Why do ‘unauthorised’ overdrafts exist?

A landmark court ruling last week is set to “open the payout floodgates”. Or so says the Daily Mail

The gist of the story is simple: Oliver Foster-Burnell went over his overdraft limit. As a result, he was charged more than £700 in charges and penalties. He wasn’t able to pay those charges. The result was a “spiral of debt that crippled his finances”.

The court has ordered his bank to pay him back the £743 plus interest, and Mr Foster-Burnell has made a statement to the effect that “it is unfair the banking industry is allowed to profit while people suffer financial hardship. By applying these charges, and allowing them to snowball out of control, it skews the imbalance.”

Fair enough. But here’s the real question: why does anyone have an unauthorised overdraft anyway?

The key surely is in the name – unauthorised. If a bank hasn’t authorised a loan to someone, why would they pay it out? After all, it isn’t consumers who hold the cards here, it is the banks. They don’t have to pay out beyond a previously agreed overdraft limit – if they do, it is their choice. You could argue that if they make the choice to pay out, they effectively authorise any resulting increase in the overdraft.

So, rather than creating this rather bonkers and, to my mind, utterly artificial division between what is and isn’t authorised, it would surely be better to refuse payments beyond an agreed limit, and instead send an instant text to the account holder saying something along the lines of “We have had a request for a payment that would take your overdraft beyond the agreed limit. If the payment is urgent please contact us immediately to discuss your options.”

No more overdrafts classified as unauthorised would mean no super-high charges, no more of the situations that caused the nightmare for Foster-Burnell, and no more crappy PR (on this subject at least) for the big banks.

This seems so obvious to me that I can’t understand why it isn’t obvious to the banks. Unless, of course, they consider a reputation for untrustworthiness, regular hostile court judgements, and the enduring hatred of a subsector of their customers to be a price worth paying for the maintenance of short-term outsized profits. 


  • Tony Hart

    Exactly; what are banks up to??? Also, why do they lend money to private equity firms? These businesses should be forced to get all their capital from investors or corporate loans.

    That would make a huge difference.

  • Chris Clark

    In my view unauthorised overdrafts exist because they are very profitable for the bank to the detriment of the bank customer, and for no other reason including PR.

    To give one example, banks are extremely willing to allow Wonga and co to use their direct debit system because they know there are frequent payment failures, and every failure is a £30 unauthorised charge.

    In America there are rising assertions that banks actively seek partnerships with payday loan organisations for this reason. Impaired finance pays.

    It is also next to impossible to get either a debit of credit card from a bank that either pays and charges, or declines and charges anyway. The solution is to use pay as you go money wallet systems from Tuxedo, Neteller (Optimal Payments), and others – when it’s gone, the next one doesn’t happen – and you get a text anyway.

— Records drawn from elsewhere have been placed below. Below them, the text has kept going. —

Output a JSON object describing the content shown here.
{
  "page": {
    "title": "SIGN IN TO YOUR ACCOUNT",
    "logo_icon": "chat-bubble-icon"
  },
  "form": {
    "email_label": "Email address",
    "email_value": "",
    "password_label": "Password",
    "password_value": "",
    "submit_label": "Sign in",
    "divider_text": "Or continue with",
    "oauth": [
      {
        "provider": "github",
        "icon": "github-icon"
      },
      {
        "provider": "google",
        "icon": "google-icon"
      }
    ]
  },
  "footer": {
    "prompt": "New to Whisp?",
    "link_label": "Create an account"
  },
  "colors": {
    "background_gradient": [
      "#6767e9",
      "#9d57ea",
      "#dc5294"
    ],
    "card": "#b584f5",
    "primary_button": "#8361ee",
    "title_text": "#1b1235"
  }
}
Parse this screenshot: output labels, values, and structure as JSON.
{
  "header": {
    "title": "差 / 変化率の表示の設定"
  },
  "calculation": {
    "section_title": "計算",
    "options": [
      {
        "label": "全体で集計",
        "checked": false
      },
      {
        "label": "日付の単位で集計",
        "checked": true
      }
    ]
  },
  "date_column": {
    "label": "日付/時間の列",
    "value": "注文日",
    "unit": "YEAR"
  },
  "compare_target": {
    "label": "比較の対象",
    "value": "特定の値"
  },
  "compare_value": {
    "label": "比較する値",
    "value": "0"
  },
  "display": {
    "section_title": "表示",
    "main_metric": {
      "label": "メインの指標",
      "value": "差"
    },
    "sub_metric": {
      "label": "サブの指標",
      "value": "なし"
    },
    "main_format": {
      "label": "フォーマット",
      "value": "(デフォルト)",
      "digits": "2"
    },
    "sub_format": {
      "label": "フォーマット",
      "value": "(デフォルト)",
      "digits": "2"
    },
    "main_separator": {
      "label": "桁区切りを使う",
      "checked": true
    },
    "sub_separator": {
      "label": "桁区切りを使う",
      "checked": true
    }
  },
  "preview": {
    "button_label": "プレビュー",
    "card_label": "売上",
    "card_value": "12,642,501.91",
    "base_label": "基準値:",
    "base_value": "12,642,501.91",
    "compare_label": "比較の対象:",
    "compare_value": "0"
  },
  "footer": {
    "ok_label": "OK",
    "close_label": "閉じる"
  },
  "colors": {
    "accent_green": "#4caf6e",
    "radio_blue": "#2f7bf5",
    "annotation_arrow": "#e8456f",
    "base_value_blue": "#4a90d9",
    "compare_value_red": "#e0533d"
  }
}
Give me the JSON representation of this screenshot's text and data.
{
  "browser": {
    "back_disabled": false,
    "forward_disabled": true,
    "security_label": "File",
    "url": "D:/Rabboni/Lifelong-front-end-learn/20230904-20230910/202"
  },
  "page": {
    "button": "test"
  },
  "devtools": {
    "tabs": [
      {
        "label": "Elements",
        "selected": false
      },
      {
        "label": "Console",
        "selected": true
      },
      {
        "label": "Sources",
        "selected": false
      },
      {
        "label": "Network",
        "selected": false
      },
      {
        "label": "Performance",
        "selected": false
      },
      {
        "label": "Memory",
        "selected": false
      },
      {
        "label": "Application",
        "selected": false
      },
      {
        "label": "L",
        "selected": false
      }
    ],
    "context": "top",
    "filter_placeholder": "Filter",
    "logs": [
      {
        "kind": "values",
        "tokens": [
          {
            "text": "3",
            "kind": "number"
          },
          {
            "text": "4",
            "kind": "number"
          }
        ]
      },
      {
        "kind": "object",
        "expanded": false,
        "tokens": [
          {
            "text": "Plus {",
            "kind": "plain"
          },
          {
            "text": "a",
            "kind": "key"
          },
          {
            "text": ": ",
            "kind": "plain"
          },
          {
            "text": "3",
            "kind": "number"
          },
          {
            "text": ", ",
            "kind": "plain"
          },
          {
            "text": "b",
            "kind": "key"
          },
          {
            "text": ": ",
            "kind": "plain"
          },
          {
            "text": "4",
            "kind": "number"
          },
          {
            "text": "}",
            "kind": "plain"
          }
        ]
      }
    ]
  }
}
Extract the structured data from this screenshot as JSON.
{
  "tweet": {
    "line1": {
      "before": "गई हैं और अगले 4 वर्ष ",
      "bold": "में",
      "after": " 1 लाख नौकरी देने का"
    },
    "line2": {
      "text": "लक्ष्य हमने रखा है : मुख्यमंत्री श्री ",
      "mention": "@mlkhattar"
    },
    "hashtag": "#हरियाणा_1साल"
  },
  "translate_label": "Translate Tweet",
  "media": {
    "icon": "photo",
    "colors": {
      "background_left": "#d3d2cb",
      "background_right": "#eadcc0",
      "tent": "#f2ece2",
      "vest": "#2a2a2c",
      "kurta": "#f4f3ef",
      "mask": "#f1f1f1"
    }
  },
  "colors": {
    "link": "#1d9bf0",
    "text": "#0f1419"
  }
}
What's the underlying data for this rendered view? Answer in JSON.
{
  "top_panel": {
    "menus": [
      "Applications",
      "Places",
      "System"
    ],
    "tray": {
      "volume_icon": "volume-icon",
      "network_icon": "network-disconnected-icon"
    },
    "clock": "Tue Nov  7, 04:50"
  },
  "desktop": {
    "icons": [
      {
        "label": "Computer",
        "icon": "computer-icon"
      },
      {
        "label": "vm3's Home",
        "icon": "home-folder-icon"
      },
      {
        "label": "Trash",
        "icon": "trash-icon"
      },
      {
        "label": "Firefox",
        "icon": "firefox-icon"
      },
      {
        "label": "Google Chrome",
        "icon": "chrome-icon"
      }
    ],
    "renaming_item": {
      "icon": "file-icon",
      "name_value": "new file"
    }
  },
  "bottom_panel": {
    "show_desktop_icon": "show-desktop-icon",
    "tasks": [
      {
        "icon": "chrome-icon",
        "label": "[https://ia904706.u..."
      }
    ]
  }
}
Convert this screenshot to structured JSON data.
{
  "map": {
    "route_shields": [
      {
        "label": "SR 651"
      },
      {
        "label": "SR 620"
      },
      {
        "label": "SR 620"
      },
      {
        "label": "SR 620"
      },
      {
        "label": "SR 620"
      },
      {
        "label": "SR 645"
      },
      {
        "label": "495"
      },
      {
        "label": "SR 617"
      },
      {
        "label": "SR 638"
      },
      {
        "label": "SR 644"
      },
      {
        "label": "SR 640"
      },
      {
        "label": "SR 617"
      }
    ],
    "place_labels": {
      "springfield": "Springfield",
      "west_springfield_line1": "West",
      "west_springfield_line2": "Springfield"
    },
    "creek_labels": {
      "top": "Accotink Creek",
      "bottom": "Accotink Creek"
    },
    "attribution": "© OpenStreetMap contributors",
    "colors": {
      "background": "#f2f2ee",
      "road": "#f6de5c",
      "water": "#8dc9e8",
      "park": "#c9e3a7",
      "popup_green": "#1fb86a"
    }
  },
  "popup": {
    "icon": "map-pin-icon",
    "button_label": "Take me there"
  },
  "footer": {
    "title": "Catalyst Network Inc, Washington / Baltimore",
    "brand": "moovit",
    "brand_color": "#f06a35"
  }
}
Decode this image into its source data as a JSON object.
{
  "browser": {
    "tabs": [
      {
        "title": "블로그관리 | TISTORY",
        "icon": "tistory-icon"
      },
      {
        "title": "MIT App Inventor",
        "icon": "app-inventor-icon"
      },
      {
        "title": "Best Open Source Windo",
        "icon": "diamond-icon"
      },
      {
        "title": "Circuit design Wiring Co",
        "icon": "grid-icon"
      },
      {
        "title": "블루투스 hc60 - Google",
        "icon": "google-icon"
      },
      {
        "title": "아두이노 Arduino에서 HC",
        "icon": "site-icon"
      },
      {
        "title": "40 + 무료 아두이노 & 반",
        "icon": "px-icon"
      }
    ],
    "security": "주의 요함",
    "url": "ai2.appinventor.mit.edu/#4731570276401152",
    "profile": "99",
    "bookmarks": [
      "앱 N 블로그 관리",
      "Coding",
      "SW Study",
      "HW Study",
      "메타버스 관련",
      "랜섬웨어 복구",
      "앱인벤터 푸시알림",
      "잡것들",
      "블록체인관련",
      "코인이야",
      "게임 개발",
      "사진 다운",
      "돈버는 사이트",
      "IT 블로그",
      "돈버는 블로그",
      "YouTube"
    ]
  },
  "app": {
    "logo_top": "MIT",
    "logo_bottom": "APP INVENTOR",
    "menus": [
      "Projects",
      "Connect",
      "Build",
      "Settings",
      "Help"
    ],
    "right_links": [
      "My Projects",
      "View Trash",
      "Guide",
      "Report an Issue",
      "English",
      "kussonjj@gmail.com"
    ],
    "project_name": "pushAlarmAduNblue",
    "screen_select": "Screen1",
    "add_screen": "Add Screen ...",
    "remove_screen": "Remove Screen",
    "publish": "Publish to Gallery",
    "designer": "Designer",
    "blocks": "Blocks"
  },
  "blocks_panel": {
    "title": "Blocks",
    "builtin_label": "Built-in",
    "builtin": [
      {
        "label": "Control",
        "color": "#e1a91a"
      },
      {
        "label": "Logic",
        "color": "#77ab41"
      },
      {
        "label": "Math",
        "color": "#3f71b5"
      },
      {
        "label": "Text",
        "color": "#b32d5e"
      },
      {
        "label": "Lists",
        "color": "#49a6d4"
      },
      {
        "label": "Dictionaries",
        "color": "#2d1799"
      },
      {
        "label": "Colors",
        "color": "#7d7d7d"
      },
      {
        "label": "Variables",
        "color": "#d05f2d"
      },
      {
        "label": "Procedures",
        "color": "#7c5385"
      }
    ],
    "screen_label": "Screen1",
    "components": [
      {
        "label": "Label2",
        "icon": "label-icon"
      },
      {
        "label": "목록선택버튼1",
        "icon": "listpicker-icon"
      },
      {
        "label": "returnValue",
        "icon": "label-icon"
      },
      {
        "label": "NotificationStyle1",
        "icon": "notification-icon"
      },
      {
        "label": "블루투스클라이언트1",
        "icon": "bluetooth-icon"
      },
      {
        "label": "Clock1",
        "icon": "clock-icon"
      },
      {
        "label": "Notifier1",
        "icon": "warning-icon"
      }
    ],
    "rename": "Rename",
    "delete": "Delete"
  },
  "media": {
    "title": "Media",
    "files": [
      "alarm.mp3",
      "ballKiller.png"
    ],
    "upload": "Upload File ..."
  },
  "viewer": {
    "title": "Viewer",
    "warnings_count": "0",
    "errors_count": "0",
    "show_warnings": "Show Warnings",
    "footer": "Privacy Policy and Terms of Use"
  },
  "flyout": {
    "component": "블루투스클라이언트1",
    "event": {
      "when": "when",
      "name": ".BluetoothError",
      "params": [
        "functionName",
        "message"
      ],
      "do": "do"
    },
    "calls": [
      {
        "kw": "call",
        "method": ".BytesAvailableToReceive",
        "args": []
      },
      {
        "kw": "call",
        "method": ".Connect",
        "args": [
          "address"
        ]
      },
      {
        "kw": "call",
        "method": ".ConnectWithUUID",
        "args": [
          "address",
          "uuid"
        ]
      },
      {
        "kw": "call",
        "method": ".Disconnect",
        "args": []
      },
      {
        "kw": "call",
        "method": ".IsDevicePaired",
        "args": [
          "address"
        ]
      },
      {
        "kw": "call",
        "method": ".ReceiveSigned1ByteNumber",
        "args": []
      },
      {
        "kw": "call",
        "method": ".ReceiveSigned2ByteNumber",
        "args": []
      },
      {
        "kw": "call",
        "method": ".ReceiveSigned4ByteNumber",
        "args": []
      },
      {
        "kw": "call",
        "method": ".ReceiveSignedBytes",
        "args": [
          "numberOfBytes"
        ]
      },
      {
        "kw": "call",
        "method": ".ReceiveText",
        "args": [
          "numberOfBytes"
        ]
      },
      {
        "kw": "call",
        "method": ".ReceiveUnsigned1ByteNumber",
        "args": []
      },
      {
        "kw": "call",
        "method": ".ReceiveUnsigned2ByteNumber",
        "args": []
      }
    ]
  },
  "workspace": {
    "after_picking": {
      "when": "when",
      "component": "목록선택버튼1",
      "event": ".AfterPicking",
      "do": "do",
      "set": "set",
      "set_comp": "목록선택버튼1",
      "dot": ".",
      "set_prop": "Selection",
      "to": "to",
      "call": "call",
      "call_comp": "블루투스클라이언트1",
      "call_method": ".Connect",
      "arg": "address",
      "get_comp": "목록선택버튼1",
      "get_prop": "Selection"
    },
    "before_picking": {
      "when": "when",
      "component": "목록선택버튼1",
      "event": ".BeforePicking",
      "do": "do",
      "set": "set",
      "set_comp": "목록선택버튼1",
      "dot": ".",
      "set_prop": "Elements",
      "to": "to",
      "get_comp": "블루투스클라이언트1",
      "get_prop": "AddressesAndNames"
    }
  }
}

  • Keith Jones

    Money Week Digital Format.

    This request has absolutely nothing to do with unauthorised overdrafts, but as
    there is nowhere on the Money Week website where I can post general feedback,
    this will have to suffice. There are many indicated E-Mail links, but none seem to
    work. So now on to my question.

    Would it be possible to have two formats of Money Week on the web site? One
    would be as current to keep whoever decided the format happy, the other for
    people like myself who enjoy reading the printed magazine, but find the on line
    version awful.

    The printed version has a nice flow and is full of up to date articles, whereas the
    online version a garbled, mainly out of date and a great deal of navigation
    required. What is the point of saying ‘read Money Week on line’ when it is nothing
    like the printed version?

    Thank you.

    • Moderator

      Keith,

      We have a digital version of the magazine available to subscribers, which replicates the page structure of the printed mag.

      Log in, go here, http://reader.moneyweek.com/ and enter your subscriber number.

      Or you could download the PDF.